Radio Caroline 1999 Today, Friday 28th March, marks the 50th anniversary of Radio Caroline, originally a pirate radio station. Piracy on the high seas would not be complete without a shipwreck somewhere, in this case the vessel that became Radio Caroline South, broadcasting from the coast off Essex. This vessel was the Mi Amigo.
Seamen often say that ships have a personality of their own or that a ship is an ‘unlucky’ vessel. Mi Amigo certainly had an adventurous career, despite her origins as a workaday sailing schooner built at Kiel in 1921, operating in the Baltic region. She was commandeered by Nazi forces in 1941-3, and began her career as a radio broadcast vessel off Danish waters in 1960, before Radio Caroline.
During her years operating off the Essex coast, she exemplified the main problem facing stationary vessels. During storms they were extremely vulnerable to running on nearby hazards as they could not quickly steer themselves out of trouble, if at all, if their anchors broke. (Light vessels without motive power were particularly prone to this problem.) Mi Amigo drifted ashore at Holland Haven near Frinton in 1966, struck the Long Sand Head just off the Thames Estuary in 1975 and 1976, before eventually sinking after striking the Long Sand once more in 1980. Her mast was visible for a number of years afterwards and the wreck remains charted in the Estuary: she was recorded in English Heritage’s Modern Wrecks Project of 2010, 30 years after she was lost.
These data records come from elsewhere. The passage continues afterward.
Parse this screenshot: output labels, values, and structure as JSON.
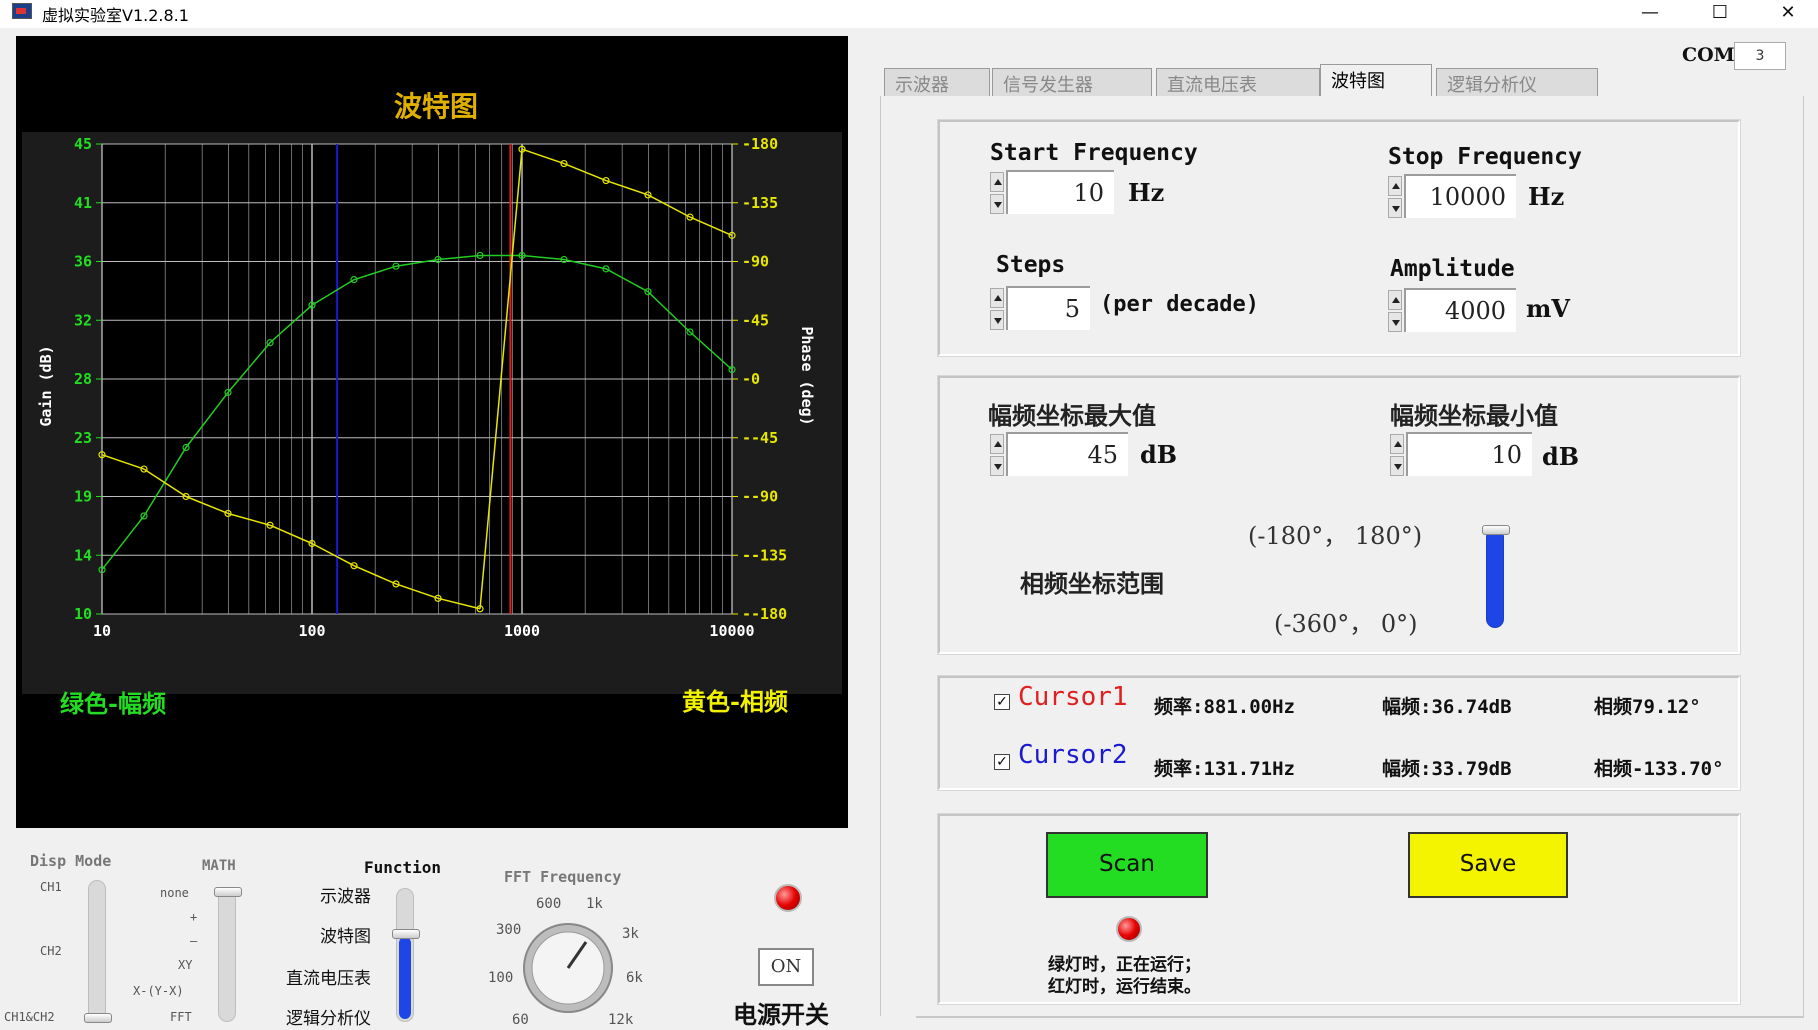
{
  "window": {
    "title": "虚拟实验室V1.2.8.1",
    "minimize": "—",
    "maximize": "☐",
    "close": "✕"
  },
  "plot": {
    "title": "波特图",
    "gain_axis_label": "Gain (dB)",
    "phase_axis_label": "Phase (deg)",
    "legend_gain": "绿色-幅频",
    "legend_phase": "黄色-相频",
    "colors": {
      "gain": "#22cc22",
      "phase": "#e6e600",
      "cursor1": "#e02020",
      "cursor2": "#1a1ad0"
    }
  },
  "chart_data": {
    "type": "line",
    "x_scale": "log",
    "xlim": [
      10,
      10000
    ],
    "x_ticks": [
      "10",
      "100",
      "1000",
      "10000"
    ],
    "gain_ylim": [
      10,
      45
    ],
    "gain_ticks": [
      "45",
      "41",
      "36",
      "32",
      "28",
      "23",
      "19",
      "14",
      "10"
    ],
    "phase_ylim": [
      -180,
      180
    ],
    "phase_ticks": [
      "180",
      "135",
      "90",
      "45",
      "0",
      "-45",
      "-90",
      "-135",
      "-180"
    ],
    "series": [
      {
        "name": "绿色-幅频",
        "axis": "gain",
        "x": [
          10,
          15.85,
          25.12,
          39.81,
          63.1,
          100,
          158.5,
          251.2,
          398.1,
          631,
          1000,
          1585,
          2512,
          3981,
          6310,
          10000
        ],
        "y": [
          13.3,
          17.3,
          22.4,
          26.5,
          30.2,
          33.0,
          34.9,
          35.9,
          36.4,
          36.7,
          36.7,
          36.4,
          35.7,
          34.0,
          31.0,
          28.2
        ]
      },
      {
        "name": "黄色-相频",
        "axis": "phase",
        "x": [
          10,
          15.85,
          25.12,
          39.81,
          63.1,
          100,
          158.5,
          251.2,
          398.1,
          631,
          1000,
          1585,
          2512,
          3981,
          6310,
          10000
        ],
        "y": [
          -58,
          -69,
          -90,
          -103,
          -112,
          -126,
          -143,
          -157,
          -168,
          -176,
          176,
          165,
          152,
          141,
          124,
          110
        ]
      }
    ],
    "cursors": [
      {
        "name": "Cursor1",
        "x": 881
      },
      {
        "name": "Cursor2",
        "x": 131.71
      }
    ]
  },
  "left_controls": {
    "disp_mode": {
      "title": "Disp Mode",
      "options": [
        "CH1",
        "CH2",
        "CH1&CH2"
      ]
    },
    "math": {
      "title": "MATH",
      "options": [
        "none",
        "+",
        "—",
        "XY",
        "X-(Y-X)",
        "FFT"
      ]
    },
    "function": {
      "title": "Function",
      "options": [
        "示波器",
        "波特图",
        "直流电压表",
        "逻辑分析仪"
      ],
      "selected": "波特图"
    },
    "fft": {
      "title": "FFT Frequency",
      "ticks": [
        "600",
        "1k",
        "300",
        "3k",
        "100",
        "6k",
        "60",
        "12k"
      ]
    },
    "power": {
      "button": "ON",
      "label": "电源开关"
    }
  },
  "com": {
    "label": "COM",
    "value": "3"
  },
  "tabs": [
    {
      "label": "示波器",
      "active": false
    },
    {
      "label": "信号发生器",
      "active": false
    },
    {
      "label": "直流电压表",
      "active": false
    },
    {
      "label": "波特图",
      "active": true
    },
    {
      "label": "逻辑分析仪",
      "active": false
    }
  ],
  "freq": {
    "start_label": "Start Frequency",
    "start_value": "10",
    "start_unit": "Hz",
    "stop_label": "Stop Frequency",
    "stop_value": "10000",
    "stop_unit": "Hz",
    "steps_label": "Steps",
    "steps_value": "5",
    "steps_unit": "(per decade)",
    "amp_label": "Amplitude",
    "amp_value": "4000",
    "amp_unit": "mV"
  },
  "axes": {
    "max_label": "幅频坐标最大值",
    "max_value": "45",
    "max_unit": "dB",
    "min_label": "幅频坐标最小值",
    "min_value": "10",
    "min_unit": "dB",
    "phase_label": "相频坐标范围",
    "range_top": "(-180°， 180°)",
    "range_bottom": "(-360°， 0°)"
  },
  "cursors": [
    {
      "check": "✓",
      "name": "Cursor1",
      "freq": "频率:881.00Hz",
      "gain": "幅频:36.74dB",
      "phase": "相频79.12°"
    },
    {
      "check": "✓",
      "name": "Cursor2",
      "freq": "频率:131.71Hz",
      "gain": "幅频:33.79dB",
      "phase": "相频-133.70°"
    }
  ],
  "actions": {
    "scan": "Scan",
    "save": "Save",
    "note_line1": "绿灯时，正在运行；",
    "note_line2": "红灯时，运行结束。"
  }
}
The last words broadcast from Mi Amigo were those of the DJ on duty just before midnight on 19/20 March 1980: “Due to severe weather conditions and the fact that we are shipping quite a lot of water, we’re closing down and the crew are at this stage leaving the ship.” All the crew were rescued by the Sheerness lifeboat, plus Wilson II the canary.
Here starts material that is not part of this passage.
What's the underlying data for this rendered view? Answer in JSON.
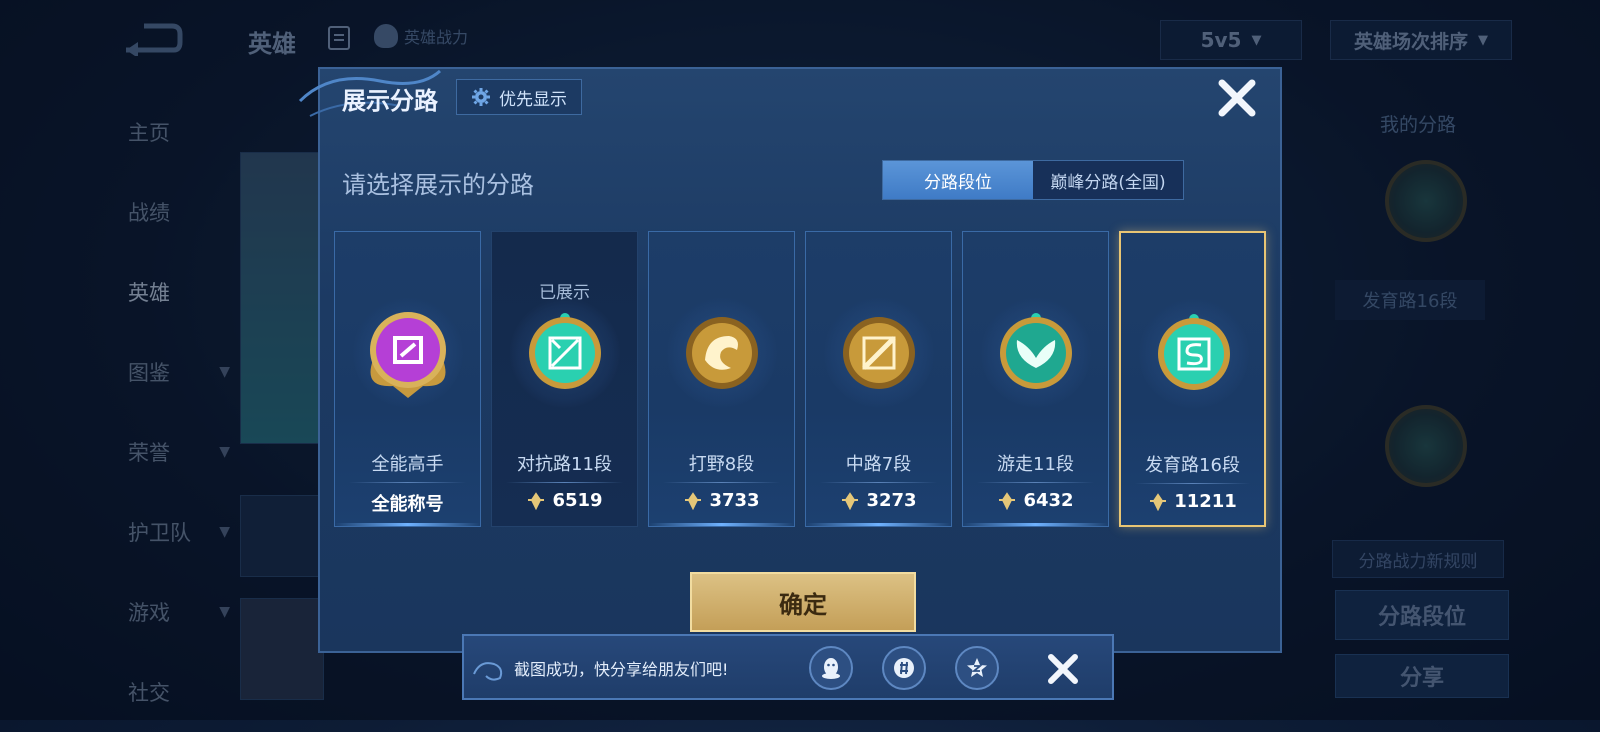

For a photo gallery of Mi Amigo in service and as a sunken wreck, please click here.